Effects of a targeted blood management programme on allogeneic blood transfusion in abdominal aortic aneurysm surgery.
Stoneham MD., Von Kier S., Harvey L., Murphy M.
OBJECTIVES: To investigate the impact of a dedicated cell salvage practitioner team on blood loss and allogeneic transfusion in abdominal aortic aneurysm (AAA) surgery. BACKGROUND: Cell salvage reduces allogeneic transfusion in AAA surgery, but is commonly performed by the anaesthetic nurse. At our hospital, a dedicated patient blood management practitioner is present for all elective open AAA repairs. METHODS/MATERIALS: Data were collected on 171 AAA patients operated on at the John Radcliffe Hospital, Oxford over a 3-year period, looking at the Patient Blood Management processes, including: blood loss, cell salvage, near-patient testing (thrombelastography) and transfusion rates of allogeneic blood products. RESULTS: Blood loss ranged from 3-108% of estimated blood volume (EBV) (median 25% = 1500 mL). In seven patients who lost 70-110% of their EBV, none reached the thrombelastography intervention threshold for R time (11 min) or MA (48 mm) despite such massive blood loss. Overall, only 7/171 (4%) patients received intra-operative allogeneic blood, all of whom had a mean baseline haemoglobin concentration < 106 g L-1 (median 98, range 95-105 g L-1 ). In terms of other blood products, only 4/171 (2·3%) received one unit of platelets each intra-operatively. None received FFP or cryoprecipitate. CONCLUSIONS: Such low levels of allogeneic transfusion have not been reported previously. We hypothesise that this is due to the additional blood management contributions of the specialised cell salvage practitioners and collaboration with the rest of the vascular surgical team.
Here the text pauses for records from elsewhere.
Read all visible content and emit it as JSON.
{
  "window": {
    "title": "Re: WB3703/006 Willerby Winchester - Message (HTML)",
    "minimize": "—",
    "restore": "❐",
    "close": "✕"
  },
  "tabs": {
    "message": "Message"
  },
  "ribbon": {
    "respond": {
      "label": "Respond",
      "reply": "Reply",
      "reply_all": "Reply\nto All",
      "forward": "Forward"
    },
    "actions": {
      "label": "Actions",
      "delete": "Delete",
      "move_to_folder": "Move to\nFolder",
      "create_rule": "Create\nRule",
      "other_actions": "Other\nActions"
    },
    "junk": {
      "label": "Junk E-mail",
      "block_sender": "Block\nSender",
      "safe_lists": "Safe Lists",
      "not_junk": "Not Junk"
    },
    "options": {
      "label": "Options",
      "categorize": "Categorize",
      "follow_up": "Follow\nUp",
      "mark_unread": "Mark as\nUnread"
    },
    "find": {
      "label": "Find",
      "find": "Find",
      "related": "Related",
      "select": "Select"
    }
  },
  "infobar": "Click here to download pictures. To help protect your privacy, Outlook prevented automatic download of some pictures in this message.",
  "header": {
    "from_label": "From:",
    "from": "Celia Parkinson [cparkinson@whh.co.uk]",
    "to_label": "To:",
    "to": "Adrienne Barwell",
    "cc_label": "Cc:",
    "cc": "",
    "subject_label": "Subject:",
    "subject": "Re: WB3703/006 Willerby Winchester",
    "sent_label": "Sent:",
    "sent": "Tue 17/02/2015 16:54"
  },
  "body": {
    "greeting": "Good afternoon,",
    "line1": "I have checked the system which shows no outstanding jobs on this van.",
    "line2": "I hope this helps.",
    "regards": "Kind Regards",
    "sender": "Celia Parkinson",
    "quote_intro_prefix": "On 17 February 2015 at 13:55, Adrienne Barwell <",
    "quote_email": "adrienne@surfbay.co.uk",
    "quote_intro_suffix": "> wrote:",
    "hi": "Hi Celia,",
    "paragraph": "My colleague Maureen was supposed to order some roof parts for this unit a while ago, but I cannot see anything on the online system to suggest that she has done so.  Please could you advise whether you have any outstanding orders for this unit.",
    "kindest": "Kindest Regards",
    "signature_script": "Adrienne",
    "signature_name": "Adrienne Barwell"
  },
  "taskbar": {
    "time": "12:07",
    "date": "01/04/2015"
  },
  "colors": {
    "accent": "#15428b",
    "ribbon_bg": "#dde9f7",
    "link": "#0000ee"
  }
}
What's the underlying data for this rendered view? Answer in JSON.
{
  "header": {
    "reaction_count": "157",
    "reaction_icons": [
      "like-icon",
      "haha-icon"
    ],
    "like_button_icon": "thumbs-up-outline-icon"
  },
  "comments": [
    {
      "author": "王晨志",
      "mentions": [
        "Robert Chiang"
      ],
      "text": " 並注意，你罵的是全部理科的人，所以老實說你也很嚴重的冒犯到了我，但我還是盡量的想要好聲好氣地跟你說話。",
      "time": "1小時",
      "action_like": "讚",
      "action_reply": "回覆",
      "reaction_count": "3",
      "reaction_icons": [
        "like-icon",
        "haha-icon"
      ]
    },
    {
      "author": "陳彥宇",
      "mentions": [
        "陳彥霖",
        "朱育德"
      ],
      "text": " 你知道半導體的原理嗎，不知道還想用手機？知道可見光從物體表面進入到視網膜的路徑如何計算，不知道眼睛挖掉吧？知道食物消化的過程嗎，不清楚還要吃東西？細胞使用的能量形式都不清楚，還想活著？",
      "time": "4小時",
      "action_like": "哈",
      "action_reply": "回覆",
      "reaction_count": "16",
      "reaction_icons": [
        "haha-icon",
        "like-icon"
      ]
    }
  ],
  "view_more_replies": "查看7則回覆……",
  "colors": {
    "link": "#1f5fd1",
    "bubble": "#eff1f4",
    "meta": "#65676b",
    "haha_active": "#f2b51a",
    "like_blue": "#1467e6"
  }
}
These results support the development of pre-operative anaemia clinics. Overall the service runs at a profit to the trust.